But it gets worse. The way the western media have largely ignored Murray’s account is astonishing.
The Guardian did refer to what Murray said, but buried it deep within an article headlined “CIA concludes Russia interfered to help Trump win election, say reports.” (Note the words “say reports” – i.e. the CIA has not issued a statement; this is just “Someone says that the CIA says”.)
And guess what? Not one of these other Guardian pieces mentions Craig Murray (or Julian Assange).
At least the Guardian did report what Murray wrote – as did the Daily Mail and the Daily Express. The BBC, however, has been silent on the matter. Not one single BBC News report on the story on the BBC website has mentioned either Craig Murray or Julian Assange, even though they have covered the story. Indeed, their original report on the story says “Democrats were enraged when hackers breached email accounts of the Democratic National Committee and Mrs Clinton’s campaign chairman, John Podesta,” even though Wikileaks has said that the email accounts came to them through a leak (an insider giving out the information) rather than a hack (an outsider breaking in and taking it).
Fake News? Well, not exactly. But, in choosing to cover the story that the CIA apparently believes that Russian hacking was the source of Wikileaks emails, while not mentioning what Murray and Assange have said, the BBC is deliberately misleading people. And that is simply dishonest.
But it goes further. A lot of people have been getting angry at the Russians because of this. Ben Bradshaw certainly sounded displeased with them, and Lindsey Graham, a member of the American Senate has been quoted by the BBC as saying “We should tell the Russians that on no uncertain terms, you interfere in our elections, we don’t care why, we’re going to hit you and hit you hard, we’re going to introduce sanctions.”

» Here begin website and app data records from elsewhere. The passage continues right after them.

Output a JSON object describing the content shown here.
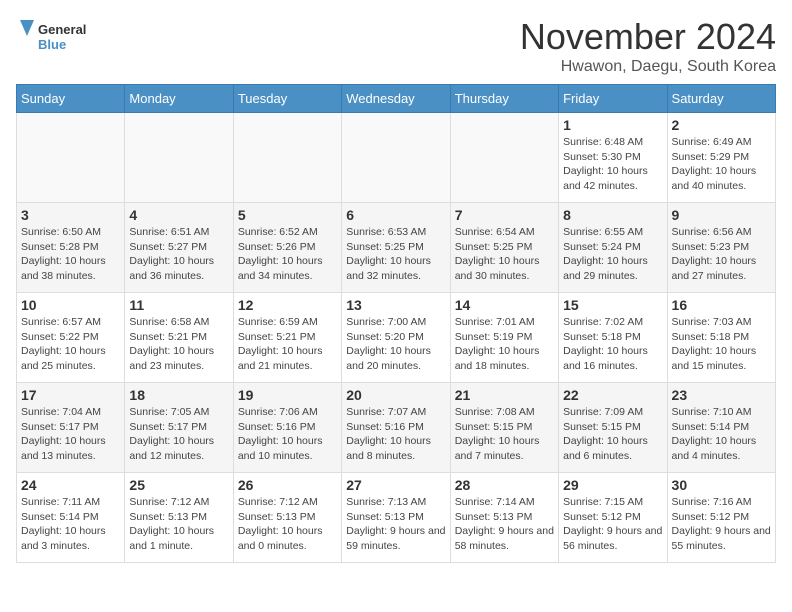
{
  "header": {
    "logo_line1": "General",
    "logo_line2": "Blue",
    "month_title": "November 2024",
    "subtitle": "Hwawon, Daegu, South Korea"
  },
  "weekdays": [
    "Sunday",
    "Monday",
    "Tuesday",
    "Wednesday",
    "Thursday",
    "Friday",
    "Saturday"
  ],
  "weeks": [
    [
      {
        "day": "",
        "info": ""
      },
      {
        "day": "",
        "info": ""
      },
      {
        "day": "",
        "info": ""
      },
      {
        "day": "",
        "info": ""
      },
      {
        "day": "",
        "info": ""
      },
      {
        "day": "1",
        "info": "Sunrise: 6:48 AM\nSunset: 5:30 PM\nDaylight: 10 hours and 42 minutes."
      },
      {
        "day": "2",
        "info": "Sunrise: 6:49 AM\nSunset: 5:29 PM\nDaylight: 10 hours and 40 minutes."
      }
    ],
    [
      {
        "day": "3",
        "info": "Sunrise: 6:50 AM\nSunset: 5:28 PM\nDaylight: 10 hours and 38 minutes."
      },
      {
        "day": "4",
        "info": "Sunrise: 6:51 AM\nSunset: 5:27 PM\nDaylight: 10 hours and 36 minutes."
      },
      {
        "day": "5",
        "info": "Sunrise: 6:52 AM\nSunset: 5:26 PM\nDaylight: 10 hours and 34 minutes."
      },
      {
        "day": "6",
        "info": "Sunrise: 6:53 AM\nSunset: 5:25 PM\nDaylight: 10 hours and 32 minutes."
      },
      {
        "day": "7",
        "info": "Sunrise: 6:54 AM\nSunset: 5:25 PM\nDaylight: 10 hours and 30 minutes."
      },
      {
        "day": "8",
        "info": "Sunrise: 6:55 AM\nSunset: 5:24 PM\nDaylight: 10 hours and 29 minutes."
      },
      {
        "day": "9",
        "info": "Sunrise: 6:56 AM\nSunset: 5:23 PM\nDaylight: 10 hours and 27 minutes."
      }
    ],
    [
      {
        "day": "10",
        "info": "Sunrise: 6:57 AM\nSunset: 5:22 PM\nDaylight: 10 hours and 25 minutes."
      },
      {
        "day": "11",
        "info": "Sunrise: 6:58 AM\nSunset: 5:21 PM\nDaylight: 10 hours and 23 minutes."
      },
      {
        "day": "12",
        "info": "Sunrise: 6:59 AM\nSunset: 5:21 PM\nDaylight: 10 hours and 21 minutes."
      },
      {
        "day": "13",
        "info": "Sunrise: 7:00 AM\nSunset: 5:20 PM\nDaylight: 10 hours and 20 minutes."
      },
      {
        "day": "14",
        "info": "Sunrise: 7:01 AM\nSunset: 5:19 PM\nDaylight: 10 hours and 18 minutes."
      },
      {
        "day": "15",
        "info": "Sunrise: 7:02 AM\nSunset: 5:18 PM\nDaylight: 10 hours and 16 minutes."
      },
      {
        "day": "16",
        "info": "Sunrise: 7:03 AM\nSunset: 5:18 PM\nDaylight: 10 hours and 15 minutes."
      }
    ],
    [
      {
        "day": "17",
        "info": "Sunrise: 7:04 AM\nSunset: 5:17 PM\nDaylight: 10 hours and 13 minutes."
      },
      {
        "day": "18",
        "info": "Sunrise: 7:05 AM\nSunset: 5:17 PM\nDaylight: 10 hours and 12 minutes."
      },
      {
        "day": "19",
        "info": "Sunrise: 7:06 AM\nSunset: 5:16 PM\nDaylight: 10 hours and 10 minutes."
      },
      {
        "day": "20",
        "info": "Sunrise: 7:07 AM\nSunset: 5:16 PM\nDaylight: 10 hours and 8 minutes."
      },
      {
        "day": "21",
        "info": "Sunrise: 7:08 AM\nSunset: 5:15 PM\nDaylight: 10 hours and 7 minutes."
      },
      {
        "day": "22",
        "info": "Sunrise: 7:09 AM\nSunset: 5:15 PM\nDaylight: 10 hours and 6 minutes."
      },
      {
        "day": "23",
        "info": "Sunrise: 7:10 AM\nSunset: 5:14 PM\nDaylight: 10 hours and 4 minutes."
      }
    ],
    [
      {
        "day": "24",
        "info": "Sunrise: 7:11 AM\nSunset: 5:14 PM\nDaylight: 10 hours and 3 minutes."
      },
      {
        "day": "25",
        "info": "Sunrise: 7:12 AM\nSunset: 5:13 PM\nDaylight: 10 hours and 1 minute."
      },
      {
        "day": "26",
        "info": "Sunrise: 7:12 AM\nSunset: 5:13 PM\nDaylight: 10 hours and 0 minutes."
      },
      {
        "day": "27",
        "info": "Sunrise: 7:13 AM\nSunset: 5:13 PM\nDaylight: 9 hours and 59 minutes."
      },
      {
        "day": "28",
        "info": "Sunrise: 7:14 AM\nSunset: 5:13 PM\nDaylight: 9 hours and 58 minutes."
      },
      {
        "day": "29",
        "info": "Sunrise: 7:15 AM\nSunset: 5:12 PM\nDaylight: 9 hours and 56 minutes."
      },
      {
        "day": "30",
        "info": "Sunrise: 7:16 AM\nSunset: 5:12 PM\nDaylight: 9 hours and 55 minutes."
      }
    ]
  ]
}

For myself, I am not convinced that by hacking into the DNC emails, and then passing them to Wikileaks, the Russians would have been doing anything wrong. After all, the emails were perfectly genuine, so all the Russians would have been doing (had they done this) was making information available to American voters about their politicians which would have otherwise been unavailable to them. It sounds to me like that would be performing a useful public service. Messrs. Bradshaw and Graham apparently disagree (which may have something to do with the fact that they are politicians!)
But the point is that the Russian government is being accused of something which is widely regarded as bad, and could lead to people taking action against them.
And that brings us to the heart of the issue. An accusation has been made against the Russians. It is apparently serious. And yet evidence of their innocence is available, and the BBC, and much of the rest of the western media are not reporting it, and and thus causing people to get angry at Putin.
Let’s put it this way. If you had been accused of something, and people were getting angry at you and threatening you, and someone had evidence that you were innocent, but was choosing just to keep quiet about it, how would you feel?
In other words, the BBC is not just being dishonest, it is also, by choosing not to report a significant bit of news, causing someone’s reputation to be damaged. In short, the BBC is in breach of the 9th commandment: “You shall not bear false witness against your neighbour.”
And that forbids (according to Question 78 of the Westminster Shorter Catechism) “whatsoever is prejudicial to truth, or injurious to our own or our neighbour’s good name” – and that means anything at all that hurts someone’s good name – including undue silence.
So the BBC may not be guilty of what is called Fake News. But it is guilty of bearing false witness. And that, it seems to me, is much more serious.